So we headed down to the sea to baptise him. Two days later however, the three boys turn up at Molong’s house with a new friend, Louey Dan, a not-yet-believer who they were working on. Over lunch the Gospel was explained to Louey Dan and an invitation given to become a disciple of Jesus. He was ready, having observed his young friends for some time. An hour later Julian, baptised only two days earlier, was praying over his friend as he baptised him into Christ.
Later, as we celebrated over Dunkin Donuts, I took the opportunity to quiz the members of this growing Barkada of Jesus about what they had done and how deep was their grasp of the Gospel. Each man impressed me with his grasp of repentance and faith, one of the most articulate being Louey Dan. We finished our donuts and the boys hung around for a meal with Molong and Lisa and then headed home.
And three days later we headed back home ourselves, back to our own nation of Australia with a whole new understanding of what Jesus meant when He simply said (my paraphrase),
“Go and preach the Gospel, making disciples, baptising them and teaching them to obey me. And lo I am with you to the end … every day, not mainly on Sundays, not mainly in your meetings, not mainly via the Pastor, but moment by moment, day by day, until I come again.”
You can catch up with Molong’s writings at the new blogsite we are building together, The Barkadas of Jesus.

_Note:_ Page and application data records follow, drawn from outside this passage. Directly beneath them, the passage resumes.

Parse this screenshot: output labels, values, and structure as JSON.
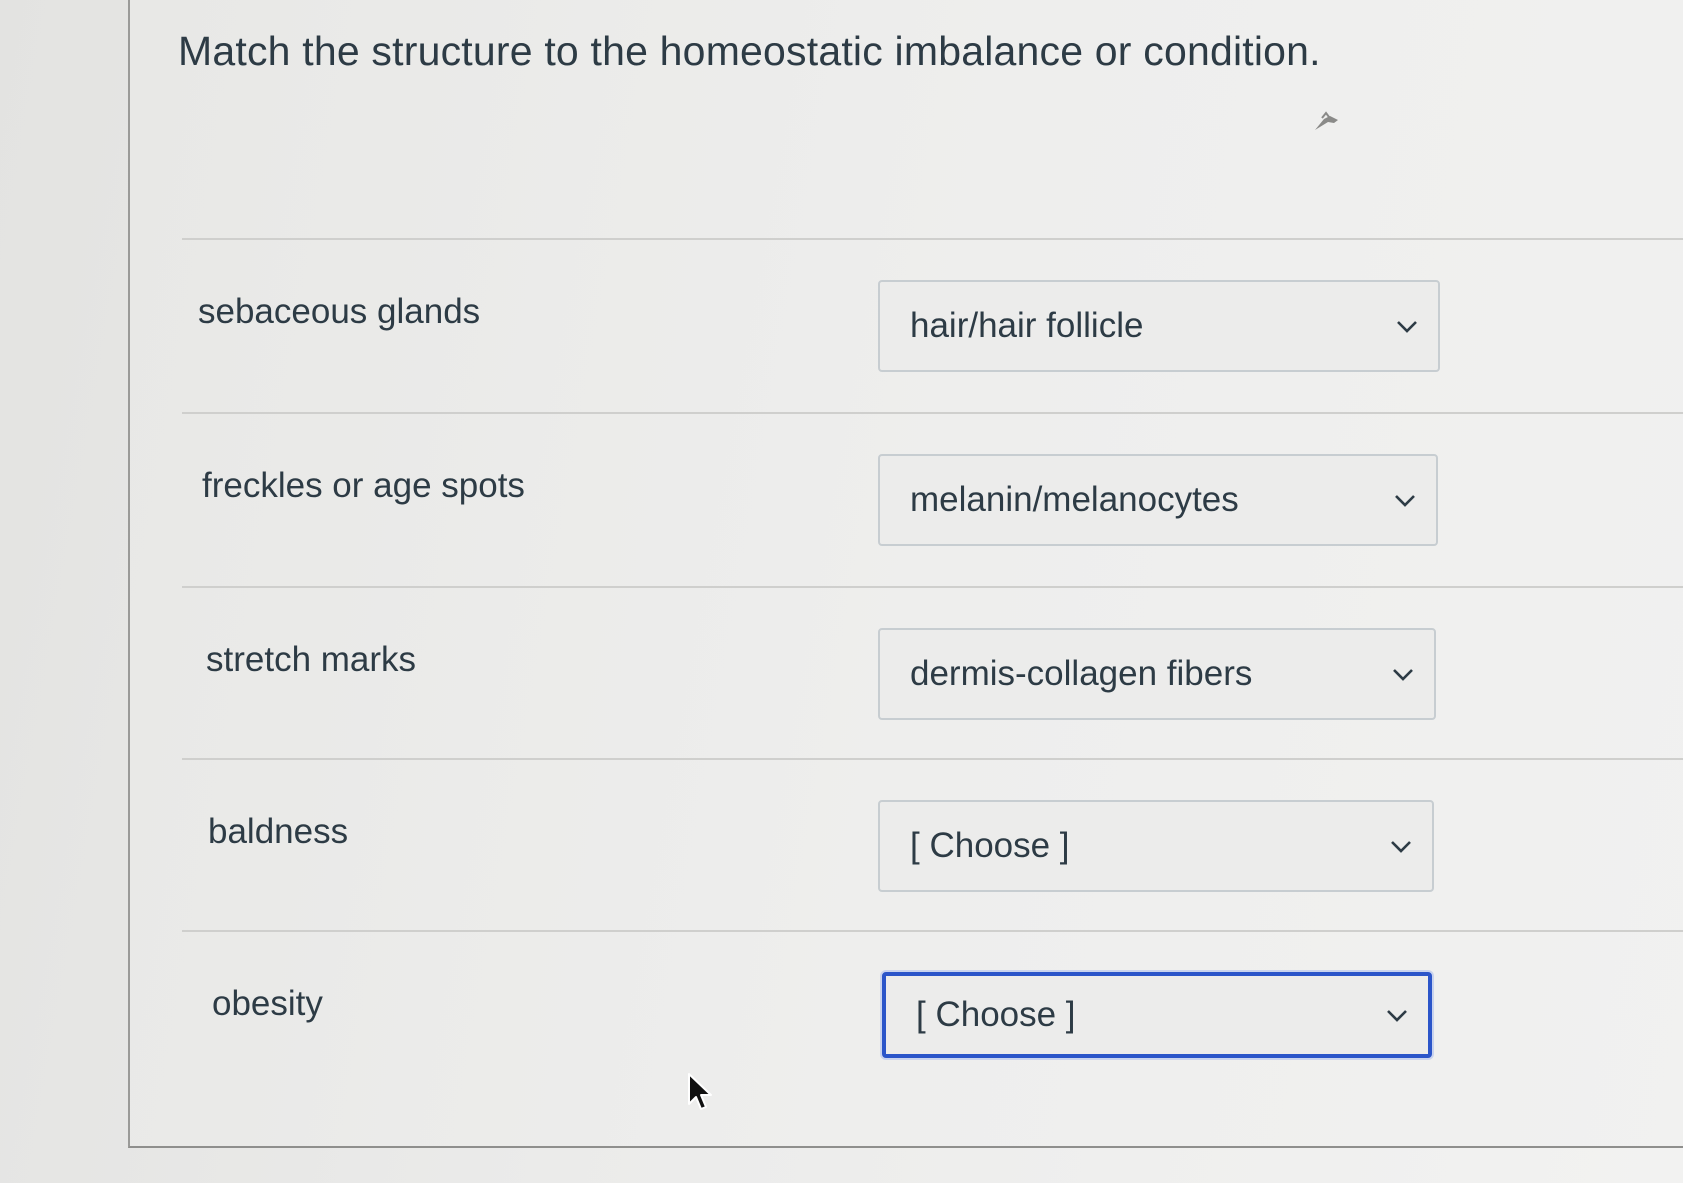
{
  "question": {
    "prompt": "Match the structure to the homeostatic imbalance or condition."
  },
  "rows": [
    {
      "label": "sebaceous glands",
      "selected": "hair/hair follicle",
      "focused": false
    },
    {
      "label": "freckles or age spots",
      "selected": "melanin/melanocytes",
      "focused": false
    },
    {
      "label": "stretch marks",
      "selected": "dermis-collagen fibers",
      "focused": false
    },
    {
      "label": "baldness",
      "selected": "[ Choose ]",
      "focused": false
    },
    {
      "label": "obesity",
      "selected": "[ Choose ]",
      "focused": true
    }
  ],
  "icons": {
    "dropdown": "chevron-down-icon",
    "pin": "pin-icon",
    "cursor": "mouse-cursor-icon"
  },
  "colors": {
    "text": "#2d3b45",
    "focus_border": "#2b55c9",
    "select_border": "#c7cdd1",
    "background": "#ebebea"
  }
}
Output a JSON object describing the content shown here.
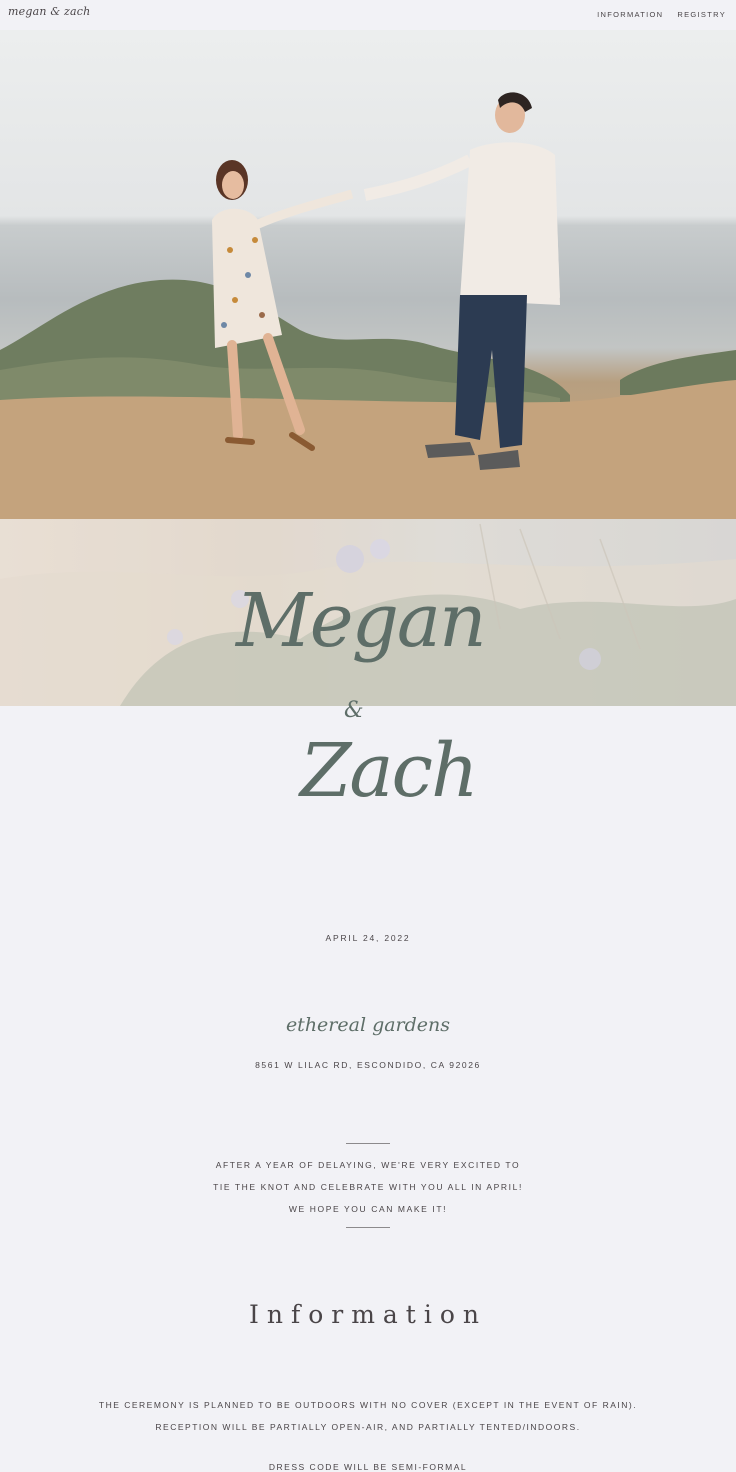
{
  "header": {
    "logo": "megan & zach",
    "nav": [
      "INFORMATION",
      "REGISTRY"
    ]
  },
  "names": {
    "first": "Megan",
    "ampersand": "&",
    "second": "Zach"
  },
  "event": {
    "date": "APRIL 24, 2022",
    "venue": "ethereal gardens",
    "address": "8561 W LILAC RD, ESCONDIDO, CA 92026"
  },
  "message": "AFTER A YEAR OF DELAYING, WE'RE VERY EXCITED TO TIE THE KNOT AND CELEBRATE WITH YOU ALL IN APRIL!  WE HOPE YOU CAN MAKE IT!",
  "information": {
    "title": "Information",
    "details": [
      "THE CEREMONY IS PLANNED TO BE OUTDOORS WITH NO COVER (EXCEPT IN THE EVENT OF RAIN).",
      "RECEPTION WILL BE PARTIALLY OPEN-AIR, AND PARTIALLY TENTED/INDOORS."
    ],
    "dress_code": "DRESS CODE WILL BE SEMI-FORMAL"
  }
}
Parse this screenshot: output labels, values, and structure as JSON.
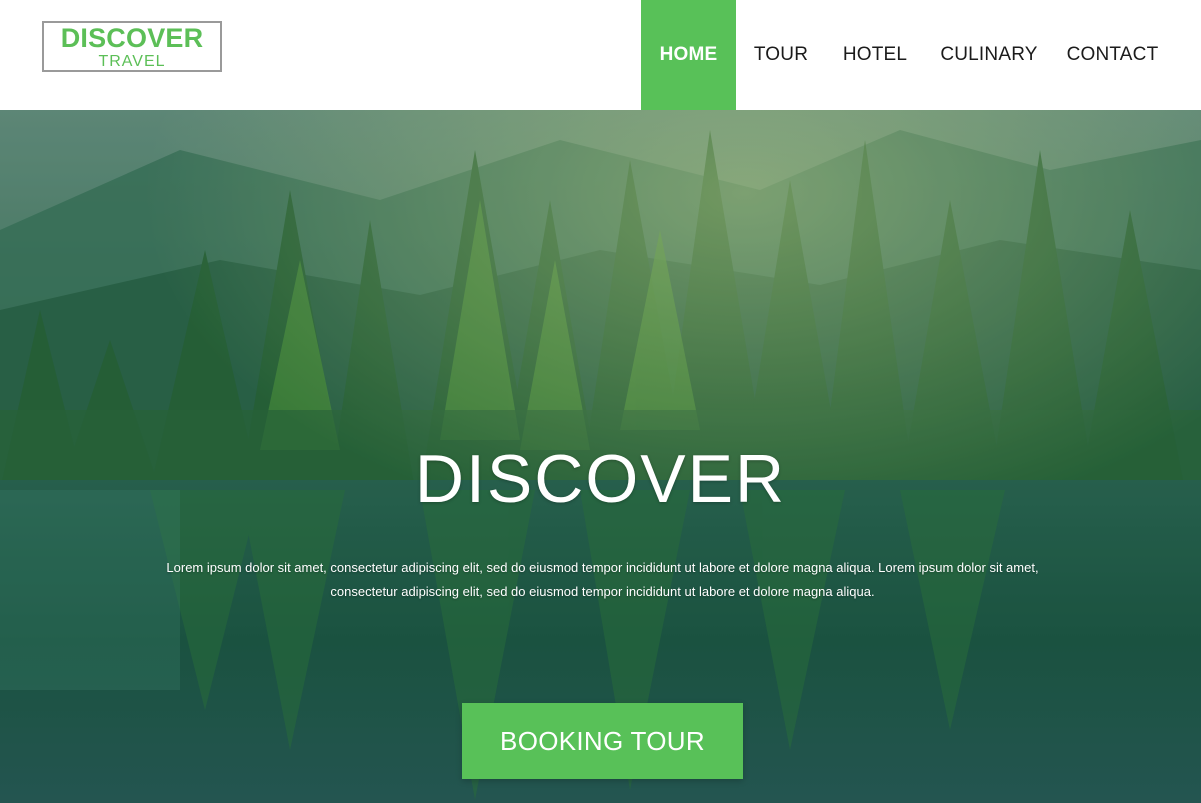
{
  "logo": {
    "title": "DISCOVER",
    "subtitle": "TRAVEL"
  },
  "nav": {
    "items": [
      {
        "label": "HOME",
        "active": true
      },
      {
        "label": "TOUR",
        "active": false
      },
      {
        "label": "HOTEL",
        "active": false
      },
      {
        "label": "CULINARY",
        "active": false
      },
      {
        "label": "CONTACT",
        "active": false
      }
    ]
  },
  "hero": {
    "title": "DISCOVER",
    "description": "Lorem ipsum dolor sit amet, consectetur adipiscing elit, sed do eiusmod tempor incididunt ut labore et dolore magna aliqua. Lorem ipsum dolor sit amet, consectetur adipiscing elit, sed do eiusmod tempor incididunt ut labore et dolore magna aliqua.",
    "button_label": "BOOKING TOUR",
    "background_icon": "forest-lake-photo"
  },
  "colors": {
    "accent": "#58c158",
    "logo_text": "#5cbf57",
    "logo_border": "#9a9a9a",
    "nav_text": "#1b1b1b",
    "hero_text": "#ffffff"
  }
}
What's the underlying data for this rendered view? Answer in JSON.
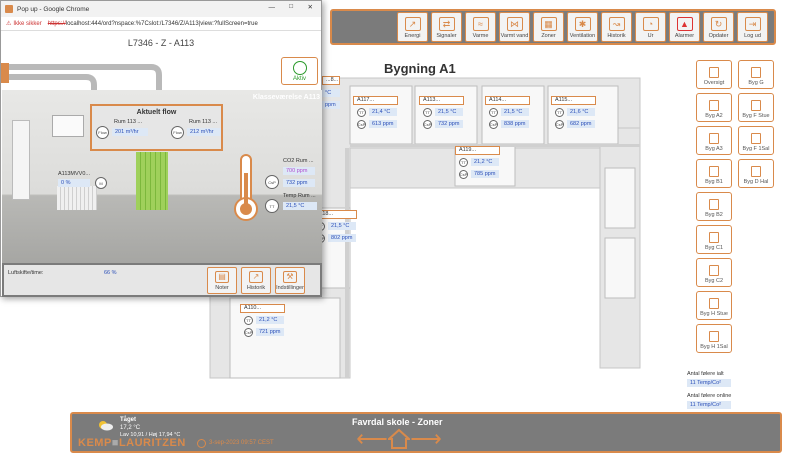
{
  "toolbar": {
    "items": [
      "Energi",
      "Signaler",
      "Varme",
      "Varmt vand",
      "Zoner",
      "Ventilation",
      "Historik",
      "Ur",
      "Alarmer",
      "Opdater",
      "Log ud"
    ],
    "icons": [
      "chart-icon",
      "signals-icon",
      "heat-icon",
      "tap-icon",
      "zones-icon",
      "fan-icon",
      "history-icon",
      "clock-icon",
      "alarm-bell-icon",
      "refresh-icon",
      "logout-icon"
    ]
  },
  "plan": {
    "title": "Bygning A1",
    "rooms": [
      {
        "name": "A117...",
        "temp": "21,4 °C",
        "co2": "613 ppm"
      },
      {
        "name": "A113...",
        "temp": "21,5 °C",
        "co2": "732 ppm"
      },
      {
        "name": "A114...",
        "temp": "21,5 °C",
        "co2": "838 ppm"
      },
      {
        "name": "A115...",
        "temp": "21,6 °C",
        "co2": "682 ppm"
      },
      {
        "name": "A119...",
        "temp": "21,2 °C",
        "co2": "785 ppm"
      },
      {
        "name": "A118...",
        "temp": "21,5 °C",
        "co2": "802 ppm"
      },
      {
        "name": "A110...",
        "temp": "21,2 °C",
        "co2": "721 ppm"
      }
    ],
    "partial": {
      "a": "...8...",
      "b": "°C",
      "c": "ppm"
    }
  },
  "side": {
    "left": [
      "Oversigt",
      "Byg A2",
      "Byg A3",
      "Byg B1",
      "Byg B2",
      "Byg C1",
      "Byg C2",
      "Byg H Stue",
      "Byg H 1Sal"
    ],
    "right": [
      "Byg G",
      "Byg F Stue",
      "Byg F 1Sal",
      "Byg D Hal"
    ]
  },
  "counters": {
    "total_label": "Antal følere ialt",
    "total_value": "11 Temp/Co²",
    "online_label": "Antal følere online",
    "online_value": "11 Temp/Co²"
  },
  "bottom": {
    "title": "Favrdal skole - Zoner",
    "weather_title": "Tåget",
    "weather_temp": "17,2 °C",
    "weather_range": "Lav 10,91 / Høj 17,94 °C",
    "logo_a": "KEMP",
    "logo_b": "LAURITZEN",
    "datetime": "3-sep-2023 09:57 CEST"
  },
  "popup": {
    "window_title": "Pop up - Google Chrome",
    "insecure": "Ikke sikker",
    "url_prefix": "https://",
    "url_rest": "localhost:444/ord?nspace:%7Cslot:/L7346/Z/A113|view:?fullScreen=true",
    "heading": "L7346 - Z - A113",
    "aktiv": "Aktiv",
    "room_title": "Klasseværelse A113",
    "flow_title": "Aktuelt flow",
    "flow1_label": "Rum 113 ...",
    "flow1_value": "201 m³/hr",
    "flow2_label": "Rum 113 ...",
    "flow2_value": "212 m³/hr",
    "flow_tag": "Flow",
    "mvv_label": "A113MVV0...",
    "mvv_value": "0 %",
    "mvv_tag": "M",
    "co2_label": "CO2 Rum ...",
    "co2_value1": "700 ppm",
    "co2_value2": "732 ppm",
    "co2_tag": "CsP",
    "temp_label": "Temp Rum ...",
    "temp_value": "21,5 °C",
    "temp_tag": "TT",
    "luft_label": "Luftskifte/time:",
    "luft_value": "66 %",
    "buttons": [
      "Noter",
      "Historik",
      "Indstillinger"
    ]
  }
}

It’s still in in the building stage but you might like to bookmark it. But be warned. It could change your thinking about the nature of church.
Here’s a Youtube of the new barkada.
Recently I attended the Australian School of Apostolic Ministry with apostle John Alley and his team and was reminded again of John’s teaching on Pentecost, i.e. that the primary anointing that came on the believers at Pentecost was the gift of COMMUNITY. Healing gifts etc were not new to the disciples (note the activities of the seventy two in Luke 10) but ‘community’ evaded them, as evidenced by the blatant ambition and self serving attitudes that they brought to the table on the very eve of Christ’s death.
However at Pentecost a sudden change. They are now ‘of one heart and mind and spirit’, a multitude of tables feasting around Christ, with the Lord happy to add to their numbers by the droves. And that ‘oneness’ did not come about because they ate together in homes, the simple church structure that many of us have been drawn into and love. That was a result of a powerful outpouring of the Holy Spirit, an outpouring that was much more about ‘community’ than about giftings.
As John shared I thought again of the Church at Corinth, rich in giftings but poor in love for one another, their meetings centred around the display of their gifts but their love feasts having disintegrated into a sham and their city now divided into denominational factions of which they seemed proud. As a result, says Paul, many are sick and some are dead!
This weekend the churches in Yeppoon are hosting John Mellor, an evangelist with a powerful anointing for healing. Our great hope is that that anointing will stay with us long after John has left. We too have our share of the sick and the dying! As William Booth wrote in the heyday of the Salvation Army, “We need another Pentecost!”
The question then is, will God send us one if our primary hunger is for the gifts, as urgent as that may seem? Or is He seeking a deeper work, a more costly one, one that cuts across every form of competition and local church ambition in our town? Can we really ‘in honour prefer one another”? I suspect that unless we hunger after such a manifestation of God’s glory in our midst, we will be a long time waiting before we see the ‘signs that follow’.